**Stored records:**

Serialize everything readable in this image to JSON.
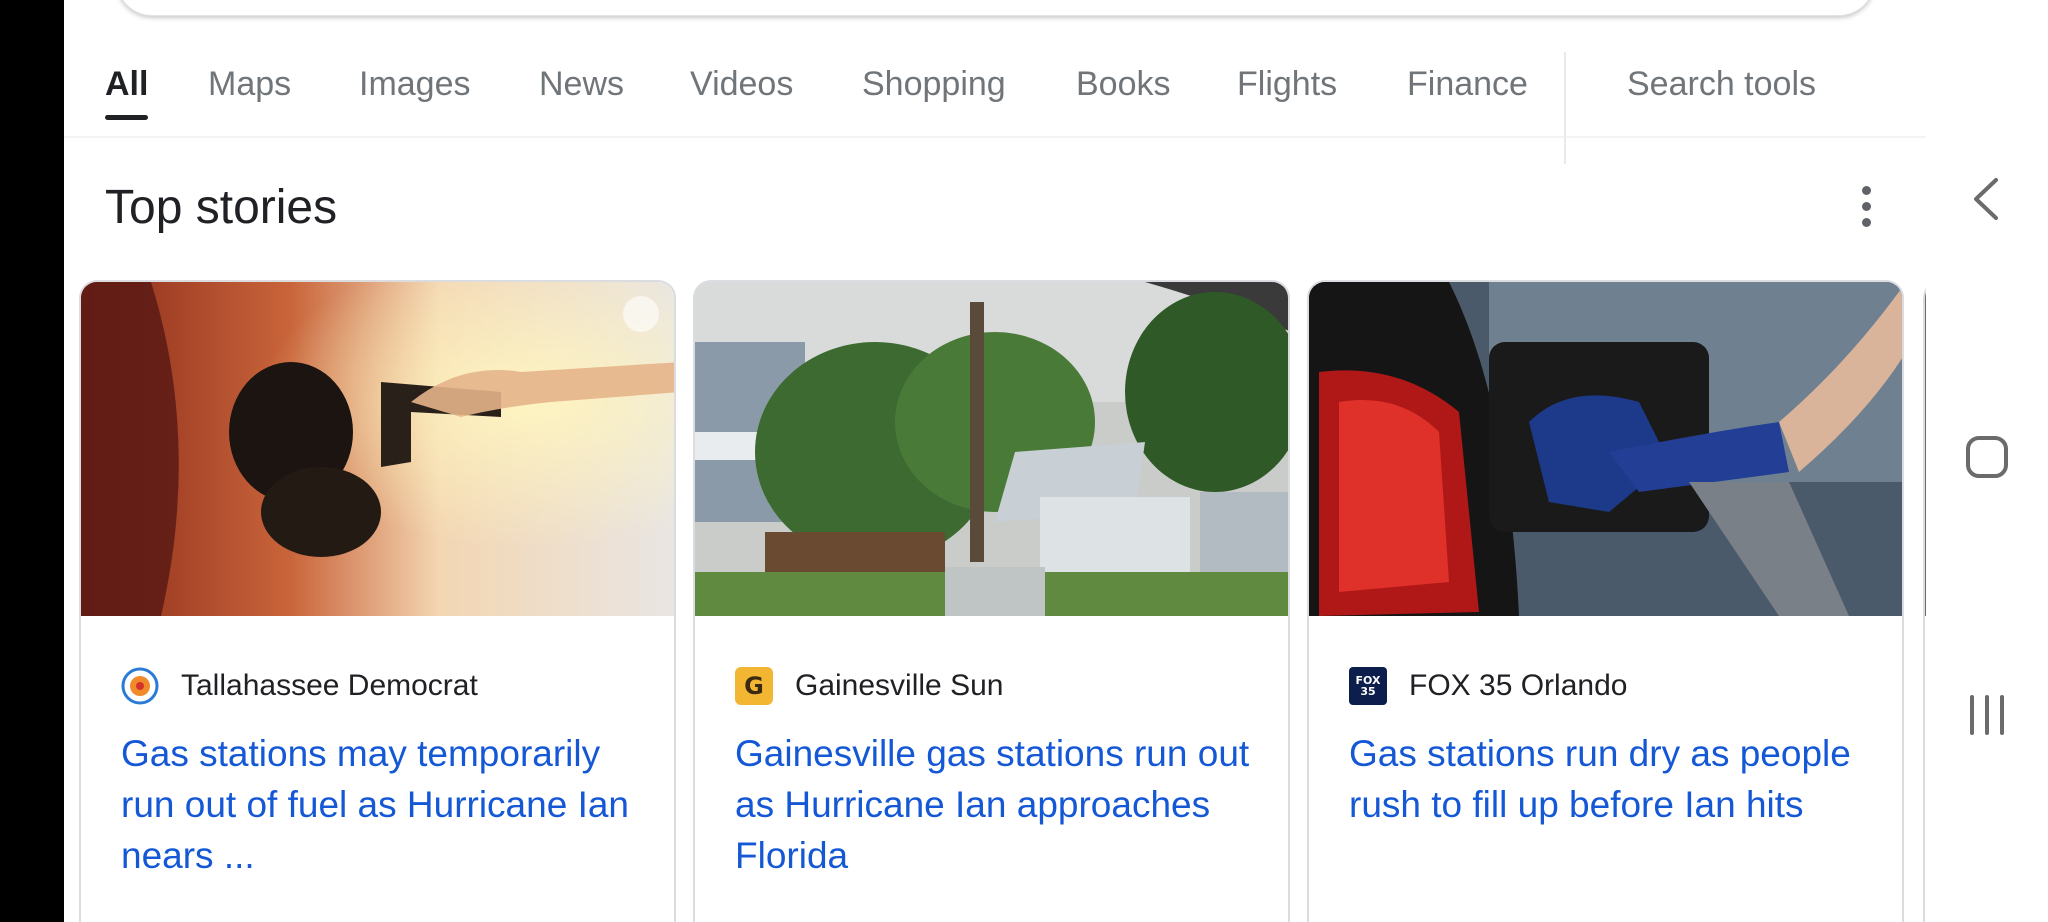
{
  "tabs": [
    {
      "label": "All",
      "active": true
    },
    {
      "label": "Maps"
    },
    {
      "label": "Images"
    },
    {
      "label": "News"
    },
    {
      "label": "Videos"
    },
    {
      "label": "Shopping"
    },
    {
      "label": "Books"
    },
    {
      "label": "Flights"
    },
    {
      "label": "Finance"
    },
    {
      "label": "Search tools"
    }
  ],
  "top_stories": {
    "title": "Top stories",
    "more_icon": "more-vert-icon",
    "cards": [
      {
        "source": "Tallahassee Democrat",
        "source_logo": "tallahassee-democrat-logo",
        "headline": "Gas stations may temporarily run out of fuel as Hurricane Ian nears ...",
        "image": "gas pump nozzle in car tank at sunset"
      },
      {
        "source": "Gainesville Sun",
        "source_logo": "gainesville-sun-logo",
        "logo_letter": "G",
        "headline": "Gainesville gas stations run out as Hurricane Ian approaches Florida",
        "image": "houses and trees under cloudy sky"
      },
      {
        "source": "FOX 35 Orlando",
        "source_logo": "fox35-logo",
        "logo_text": "FOX 35",
        "headline": "Gas stations run dry as people rush to fill up before Ian hits",
        "image": "hand holding blue fuel nozzle at red car"
      }
    ]
  },
  "system_nav": {
    "back": "back-icon",
    "home": "home-icon",
    "recents": "recents-icon"
  },
  "colors": {
    "link": "#1558d6",
    "text": "#202124",
    "muted": "#70757a",
    "border": "#dadce0"
  }
}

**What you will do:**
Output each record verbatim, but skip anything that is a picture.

**Response to the exercise:**
Serialize everything readable in this image to JSON.
{
  "tabs": [
    {
      "label": "All",
      "active": true
    },
    {
      "label": "Maps"
    },
    {
      "label": "Images"
    },
    {
      "label": "News"
    },
    {
      "label": "Videos"
    },
    {
      "label": "Shopping"
    },
    {
      "label": "Books"
    },
    {
      "label": "Flights"
    },
    {
      "label": "Finance"
    },
    {
      "label": "Search tools"
    }
  ],
  "top_stories": {
    "title": "Top stories",
    "more_icon": "more-vert-icon",
    "cards": [
      {
        "source": "Tallahassee Democrat",
        "source_logo": "tallahassee-democrat-logo",
        "headline": "Gas stations may temporarily run out of fuel as Hurricane Ian nears ...",
        "image": "gas pump nozzle in car tank at sunset"
      },
      {
        "source": "Gainesville Sun",
        "source_logo": "gainesville-sun-logo",
        "logo_letter": "G",
        "headline": "Gainesville gas stations run out as Hurricane Ian approaches Florida",
        "image": "houses and trees under cloudy sky"
      },
      {
        "source": "FOX 35 Orlando",
        "source_logo": "fox35-logo",
        "logo_text": "FOX 35",
        "headline": "Gas stations run dry as people rush to fill up before Ian hits",
        "image": "hand holding blue fuel nozzle at red car"
      }
    ]
  },
  "system_nav": {
    "back": "back-icon",
    "home": "home-icon",
    "recents": "recents-icon"
  },
  "colors": {
    "link": "#1558d6",
    "text": "#202124",
    "muted": "#70757a",
    "border": "#dadce0"
  }
}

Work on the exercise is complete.